While the underlying current of all three waves is greater rights and equality for women, the aims, common path and mobilisation they concurred were drastically different. What started as an extended period of feminist activity in the USA and UK aiming at equal contract and property rights for women, soon morphed into the growing demand for a better quality of life altogether, with raised demands for suffrage, and better sexual, reproductive and economic rights. The latter part of the movement paved a clear path for second-wave feminism. Decades of struggle for cultural, economic and social equality, can be summed up in the phrase “The Personal is Political”, coined by the feminist activist and author Carol Hanisch. Starting in the 1990s, the third wave of feminism sought to build upon the perceived failures of the second wave, and often focuses on “micro-politics”, challenging the paradigm of femininity created by its predecessor.
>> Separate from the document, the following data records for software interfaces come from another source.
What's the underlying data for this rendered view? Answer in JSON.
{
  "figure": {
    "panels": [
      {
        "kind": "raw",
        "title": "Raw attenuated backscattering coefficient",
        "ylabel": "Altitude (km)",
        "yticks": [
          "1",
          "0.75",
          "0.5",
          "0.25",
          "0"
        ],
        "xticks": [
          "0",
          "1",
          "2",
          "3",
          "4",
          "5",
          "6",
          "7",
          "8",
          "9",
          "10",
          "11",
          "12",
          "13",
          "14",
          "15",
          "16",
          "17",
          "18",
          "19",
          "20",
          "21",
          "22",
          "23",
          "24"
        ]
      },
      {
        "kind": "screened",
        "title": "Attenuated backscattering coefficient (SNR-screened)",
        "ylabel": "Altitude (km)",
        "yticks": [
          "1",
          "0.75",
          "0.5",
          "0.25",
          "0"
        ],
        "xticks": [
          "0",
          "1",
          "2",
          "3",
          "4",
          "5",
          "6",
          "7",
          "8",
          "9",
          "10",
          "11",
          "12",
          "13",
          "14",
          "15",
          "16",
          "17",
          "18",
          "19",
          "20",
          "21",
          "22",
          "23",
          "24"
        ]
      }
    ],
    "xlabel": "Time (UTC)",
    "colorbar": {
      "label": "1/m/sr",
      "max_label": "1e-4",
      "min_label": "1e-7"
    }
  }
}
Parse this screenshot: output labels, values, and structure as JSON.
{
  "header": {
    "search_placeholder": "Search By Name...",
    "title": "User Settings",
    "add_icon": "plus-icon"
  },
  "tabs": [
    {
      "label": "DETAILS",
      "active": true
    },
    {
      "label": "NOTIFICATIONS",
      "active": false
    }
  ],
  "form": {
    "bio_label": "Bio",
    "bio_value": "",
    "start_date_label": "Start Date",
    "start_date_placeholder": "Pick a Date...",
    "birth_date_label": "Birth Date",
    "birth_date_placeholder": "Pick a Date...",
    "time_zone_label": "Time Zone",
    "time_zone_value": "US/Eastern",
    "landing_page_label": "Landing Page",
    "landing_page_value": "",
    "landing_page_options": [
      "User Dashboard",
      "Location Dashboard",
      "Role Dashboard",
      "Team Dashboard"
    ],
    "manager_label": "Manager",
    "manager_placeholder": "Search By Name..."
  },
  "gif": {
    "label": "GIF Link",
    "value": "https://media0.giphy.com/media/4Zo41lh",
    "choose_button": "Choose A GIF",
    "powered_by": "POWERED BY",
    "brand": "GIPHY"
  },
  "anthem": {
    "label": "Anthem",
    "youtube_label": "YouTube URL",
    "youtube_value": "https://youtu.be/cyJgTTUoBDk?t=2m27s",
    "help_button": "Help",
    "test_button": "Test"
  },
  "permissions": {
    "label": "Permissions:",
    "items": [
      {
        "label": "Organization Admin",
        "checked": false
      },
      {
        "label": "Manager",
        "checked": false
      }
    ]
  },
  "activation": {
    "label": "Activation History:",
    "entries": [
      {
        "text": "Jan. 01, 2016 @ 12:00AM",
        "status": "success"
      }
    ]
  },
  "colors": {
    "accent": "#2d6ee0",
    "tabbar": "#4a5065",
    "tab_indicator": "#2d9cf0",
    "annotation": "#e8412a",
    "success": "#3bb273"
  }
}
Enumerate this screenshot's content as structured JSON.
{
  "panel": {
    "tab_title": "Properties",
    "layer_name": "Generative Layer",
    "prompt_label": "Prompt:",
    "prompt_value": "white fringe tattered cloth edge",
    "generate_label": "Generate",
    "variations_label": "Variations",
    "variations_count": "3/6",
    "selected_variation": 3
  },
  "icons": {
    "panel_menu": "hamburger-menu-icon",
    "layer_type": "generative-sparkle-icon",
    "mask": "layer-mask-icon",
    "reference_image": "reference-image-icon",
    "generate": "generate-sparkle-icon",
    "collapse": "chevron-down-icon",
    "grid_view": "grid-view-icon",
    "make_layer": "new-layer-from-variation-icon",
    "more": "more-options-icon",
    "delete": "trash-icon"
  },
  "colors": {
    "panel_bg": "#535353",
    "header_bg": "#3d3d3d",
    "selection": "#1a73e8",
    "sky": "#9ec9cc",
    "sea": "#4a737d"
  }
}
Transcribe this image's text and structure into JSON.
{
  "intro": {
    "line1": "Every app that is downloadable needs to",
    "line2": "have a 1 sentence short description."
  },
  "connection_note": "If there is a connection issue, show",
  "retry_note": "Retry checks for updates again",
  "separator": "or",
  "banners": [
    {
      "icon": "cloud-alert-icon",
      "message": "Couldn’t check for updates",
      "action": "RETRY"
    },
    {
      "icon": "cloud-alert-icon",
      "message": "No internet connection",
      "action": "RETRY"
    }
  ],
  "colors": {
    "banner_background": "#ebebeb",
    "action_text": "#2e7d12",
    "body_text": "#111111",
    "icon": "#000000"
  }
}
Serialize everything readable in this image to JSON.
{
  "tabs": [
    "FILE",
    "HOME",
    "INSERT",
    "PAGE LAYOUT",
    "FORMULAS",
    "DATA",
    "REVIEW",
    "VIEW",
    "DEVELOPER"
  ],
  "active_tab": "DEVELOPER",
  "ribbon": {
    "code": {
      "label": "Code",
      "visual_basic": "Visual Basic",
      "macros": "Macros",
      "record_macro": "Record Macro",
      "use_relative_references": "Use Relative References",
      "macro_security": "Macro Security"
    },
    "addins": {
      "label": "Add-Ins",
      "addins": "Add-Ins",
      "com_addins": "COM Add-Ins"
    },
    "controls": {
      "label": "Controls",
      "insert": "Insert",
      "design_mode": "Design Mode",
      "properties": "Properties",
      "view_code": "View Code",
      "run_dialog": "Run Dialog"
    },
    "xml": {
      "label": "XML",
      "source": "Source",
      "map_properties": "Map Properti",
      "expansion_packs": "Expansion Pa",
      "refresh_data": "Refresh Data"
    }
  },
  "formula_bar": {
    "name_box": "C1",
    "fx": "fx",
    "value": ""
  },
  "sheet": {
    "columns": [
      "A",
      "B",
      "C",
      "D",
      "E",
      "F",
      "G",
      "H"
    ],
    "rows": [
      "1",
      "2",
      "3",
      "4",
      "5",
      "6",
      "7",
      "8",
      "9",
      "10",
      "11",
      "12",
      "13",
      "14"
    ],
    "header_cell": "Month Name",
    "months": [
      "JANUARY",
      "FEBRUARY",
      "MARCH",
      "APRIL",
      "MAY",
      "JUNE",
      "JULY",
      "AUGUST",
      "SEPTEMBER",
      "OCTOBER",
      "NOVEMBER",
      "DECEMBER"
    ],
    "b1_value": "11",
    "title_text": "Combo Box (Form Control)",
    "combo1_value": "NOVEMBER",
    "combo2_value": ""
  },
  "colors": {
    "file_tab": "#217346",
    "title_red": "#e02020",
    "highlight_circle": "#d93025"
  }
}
A process as intricately perceived and related to the experiences of femininity, one would assume that menstruation would find absolute representation in feminist literature. However, this is not the case, and as an ironic reality, any literature on menstruation was scarce before the 1970s and 1980s. A plethora of feminist scholarship on women’s bodies work exists pertaining to the reproductive systems, menstruation likely suffered under the shadows since it did not exactly collaborate with the core issues second-wave feminism was fighting for.

Second Wave Feminism and the Women’s Health Movement

Second-wave feminism had a set of social issues that it focused largely upon in its fight for reproductive rights, ranging from the establishment of rape crisis centres and battered women shelters, while parallelly fighting for an end to workplace discrimination and harassment. The movement tried to make women conscious of their bodies and its unique processes by initiating the widespread women’s health movement, but in terms of menstrual activism. It was more reactive than proactive, mobilising only in the face of extreme health conditions, like Toxic Shock Syndrome.


The women’s health movement starting in the 1960s USA singled out three maxims of chief concerns against the healthcare being provided to women at large: a growing disappointment with the medical profession; increased doubt over the safety, and to a lesser degree environmental sustainability, of mass-produced menstrual products; and a surge of distrust involving pharmaceutical companies. This ushered a new conscious effort by women to question the healthcare being provided to them, powered by the newfound feeling of a lack of control over their bodies. In this new struggle, menstruation found some recognition, mostly with respect to alternative menstrual hygiene products like the diaphragm, sea sponges, and the Tassaway cup. The themes of menstruation began gaining some recognition as a topic worthy of feminist scholarship. Despite these efforts, menstruation continued to be in the peripheries of the feminist discourse, well until the 1980s, when the Toxic Shock Syndrome ushered a new health crisis in the USA.


Third Wave Feminism and the Rise of a New Menstrual Consciousness

Menstruation has been associated with a number of things - pain, impurity, menace - to name a few. Over the years, as periods became destigmatized, the previous association began to loosen, but their relationship with womanhood remained socially unchallenged. This changed with the emergence of queer theories. Queer theory and queer studies are approaches that date to the late 1980s and early 1990s. Queering approaches emerged from earlier gay and lesbian studies and the feminist theory, as it questioned the unitary na